(Items from an interface collection)
BEGIN
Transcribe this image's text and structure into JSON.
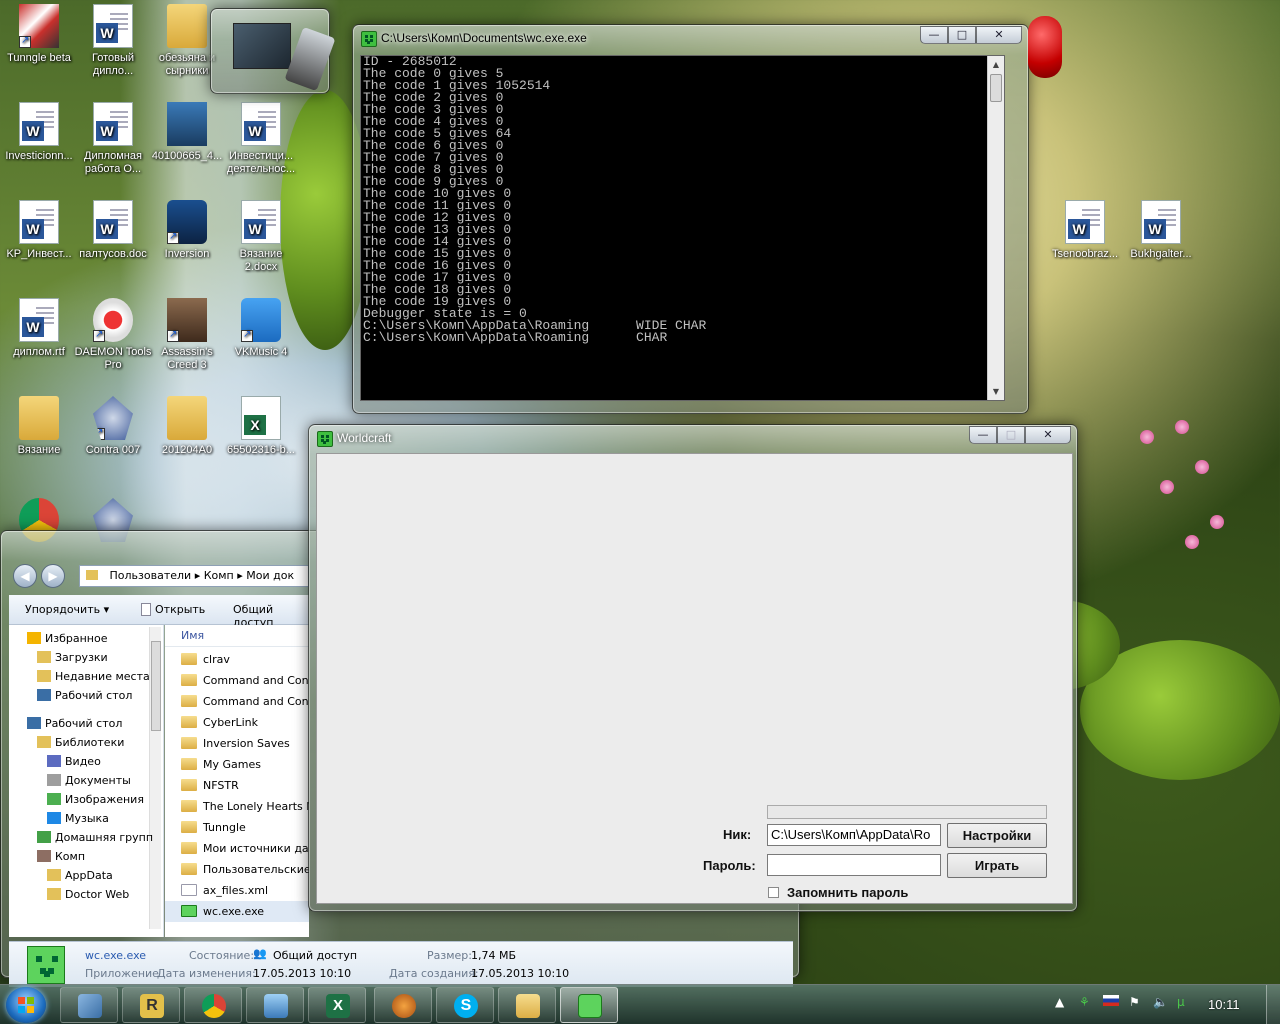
{
  "desktop": {
    "icons": [
      {
        "label": "Tunngle beta",
        "kind": "app1"
      },
      {
        "label": "Готовый дипло...",
        "kind": "word"
      },
      {
        "label": "обезьяна и сырники",
        "kind": "folder"
      },
      {
        "label": "Investicionn...",
        "kind": "word"
      },
      {
        "label": "Дипломная работа О...",
        "kind": "word"
      },
      {
        "label": "40100665_4...",
        "kind": "app7"
      },
      {
        "label": "Инвестици... деятельнос...",
        "kind": "word"
      },
      {
        "label": "KP_Инвест...",
        "kind": "word"
      },
      {
        "label": "палтусов.doc",
        "kind": "word"
      },
      {
        "label": "Inversion",
        "kind": "app3"
      },
      {
        "label": "Вязание 2.docx",
        "kind": "word"
      },
      {
        "label": "диплом.rtf",
        "kind": "word"
      },
      {
        "label": "DAEMON Tools Pro",
        "kind": "app2"
      },
      {
        "label": "Assassin's Creed 3",
        "kind": "app4"
      },
      {
        "label": "VKMusic 4",
        "kind": "app5"
      },
      {
        "label": "Вязание",
        "kind": "folder"
      },
      {
        "label": "Contra 007",
        "kind": "app6"
      },
      {
        "label": "201204A0",
        "kind": "folder"
      },
      {
        "label": "65502316-b...",
        "kind": "excel"
      },
      {
        "label": "Tsenoobraz...",
        "kind": "word"
      },
      {
        "label": "Bukhgalter...",
        "kind": "word"
      }
    ]
  },
  "console_window": {
    "title": "C:\\Users\\Комп\\Documents\\wc.exe.exe",
    "lines": [
      "ID - 2685012",
      "The code 0 gives 5",
      "The code 1 gives 1052514",
      "The code 2 gives 0",
      "The code 3 gives 0",
      "The code 4 gives 0",
      "The code 5 gives 64",
      "The code 6 gives 0",
      "The code 7 gives 0",
      "The code 8 gives 0",
      "The code 9 gives 0",
      "The code 10 gives 0",
      "The code 11 gives 0",
      "The code 12 gives 0",
      "The code 13 gives 0",
      "The code 14 gives 0",
      "The code 15 gives 0",
      "The code 16 gives 0",
      "The code 17 gives 0",
      "The code 18 gives 0",
      "The code 19 gives 0",
      "Debugger state is = 0",
      "C:\\Users\\Комп\\AppData\\Roaming      WIDE CHAR",
      "C:\\Users\\Комп\\AppData\\Roaming      CHAR"
    ],
    "buttons": {
      "minimize": "—",
      "maximize": "□",
      "close": "✕"
    }
  },
  "worldcraft_window": {
    "title": "Worldcraft",
    "nick_label": "Ник:",
    "nick_value": "C:\\Users\\Комп\\AppData\\Ro",
    "password_label": "Пароль:",
    "password_value": "",
    "settings_button": "Настройки",
    "play_button": "Играть",
    "remember_label": "Запомнить пароль",
    "remember_checked": false,
    "buttons": {
      "minimize": "—",
      "maximize": "□",
      "close": "✕"
    }
  },
  "explorer_window": {
    "breadcrumb": [
      "Пользователи",
      "Комп",
      "Мои док"
    ],
    "toolbar": {
      "organize": "Упорядочить",
      "open": "Открыть",
      "share": "Общий доступ"
    },
    "nav": [
      {
        "label": "Избранное",
        "level": 0
      },
      {
        "label": "Загрузки",
        "level": 1
      },
      {
        "label": "Недавние места",
        "level": 1
      },
      {
        "label": "Рабочий стол",
        "level": 1
      },
      {
        "label": "Рабочий стол",
        "level": 0
      },
      {
        "label": "Библиотеки",
        "level": 1
      },
      {
        "label": "Видео",
        "level": 2
      },
      {
        "label": "Документы",
        "level": 2
      },
      {
        "label": "Изображения",
        "level": 2
      },
      {
        "label": "Музыка",
        "level": 2
      },
      {
        "label": "Домашняя групп",
        "level": 1
      },
      {
        "label": "Комп",
        "level": 1
      },
      {
        "label": "AppData",
        "level": 2
      },
      {
        "label": "Doctor Web",
        "level": 2
      }
    ],
    "column_header": "Имя",
    "files": [
      {
        "name": "clrav",
        "type": "folder"
      },
      {
        "name": "Command and Conq",
        "type": "folder"
      },
      {
        "name": "Command and Conq",
        "type": "folder"
      },
      {
        "name": "CyberLink",
        "type": "folder"
      },
      {
        "name": "Inversion Saves",
        "type": "folder"
      },
      {
        "name": "My Games",
        "type": "folder"
      },
      {
        "name": "NFSTR",
        "type": "folder"
      },
      {
        "name": "The Lonely Hearts Mu",
        "type": "folder"
      },
      {
        "name": "Tunngle",
        "type": "folder"
      },
      {
        "name": "Мои источники дан",
        "type": "folder"
      },
      {
        "name": "Пользовательские ш",
        "type": "folder"
      },
      {
        "name": "ax_files.xml",
        "type": "file"
      },
      {
        "name": "wc.exe.exe",
        "type": "exe",
        "selected": true
      }
    ],
    "details": {
      "filename": "wc.exe.exe",
      "type_label": "Приложение",
      "state_label": "Состояние:",
      "state_value": "Общий доступ",
      "size_label": "Размер:",
      "size_value": "1,74 МБ",
      "modified_label": "Дата изменения:",
      "modified_value": "17.05.2013 10:10",
      "created_label": "Дата создания:",
      "created_value": "17.05.2013 10:10"
    }
  },
  "taskbar": {
    "apps": [
      "outlook-icon",
      "r-app-icon",
      "chrome-icon",
      "image-viewer-icon",
      "excel-icon",
      "game-icon",
      "skype-icon",
      "explorer-icon",
      "worldcraft-icon"
    ],
    "clock": "10:11"
  }
}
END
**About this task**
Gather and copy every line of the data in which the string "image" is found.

**Output for this task**
Transcribe this image's text and structure into JSON.
      "image-viewer-icon",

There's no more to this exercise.